(Website and app data records)
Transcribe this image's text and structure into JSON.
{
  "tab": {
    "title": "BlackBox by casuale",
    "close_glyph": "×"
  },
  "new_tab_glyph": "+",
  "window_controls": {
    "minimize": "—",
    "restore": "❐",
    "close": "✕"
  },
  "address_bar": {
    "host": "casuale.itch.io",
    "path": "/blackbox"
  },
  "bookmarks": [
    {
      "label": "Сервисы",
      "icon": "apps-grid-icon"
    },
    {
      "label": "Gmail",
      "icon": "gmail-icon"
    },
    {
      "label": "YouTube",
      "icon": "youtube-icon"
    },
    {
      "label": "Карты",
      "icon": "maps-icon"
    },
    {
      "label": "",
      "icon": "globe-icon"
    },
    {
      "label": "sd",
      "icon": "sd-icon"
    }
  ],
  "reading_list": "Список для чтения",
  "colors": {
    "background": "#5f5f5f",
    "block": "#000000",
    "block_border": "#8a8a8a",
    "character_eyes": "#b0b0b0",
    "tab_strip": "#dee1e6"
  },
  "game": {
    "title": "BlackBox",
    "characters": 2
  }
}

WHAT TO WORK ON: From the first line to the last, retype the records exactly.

WRITTEN RESPONSE:
Transcribe this image's text and structure into JSON.
{
  "tab": {
    "title": "BlackBox by casuale",
    "close_glyph": "×"
  },
  "new_tab_glyph": "+",
  "window_controls": {
    "minimize": "—",
    "restore": "❐",
    "close": "✕"
  },
  "address_bar": {
    "host": "casuale.itch.io",
    "path": "/blackbox"
  },
  "bookmarks": [
    {
      "label": "Сервисы",
      "icon": "apps-grid-icon"
    },
    {
      "label": "Gmail",
      "icon": "gmail-icon"
    },
    {
      "label": "YouTube",
      "icon": "youtube-icon"
    },
    {
      "label": "Карты",
      "icon": "maps-icon"
    },
    {
      "label": "",
      "icon": "globe-icon"
    },
    {
      "label": "sd",
      "icon": "sd-icon"
    }
  ],
  "reading_list": "Список для чтения",
  "colors": {
    "background": "#5f5f5f",
    "block": "#000000",
    "block_border": "#8a8a8a",
    "character_eyes": "#b0b0b0",
    "tab_strip": "#dee1e6"
  },
  "game": {
    "title": "BlackBox",
    "characters": 2
  }
}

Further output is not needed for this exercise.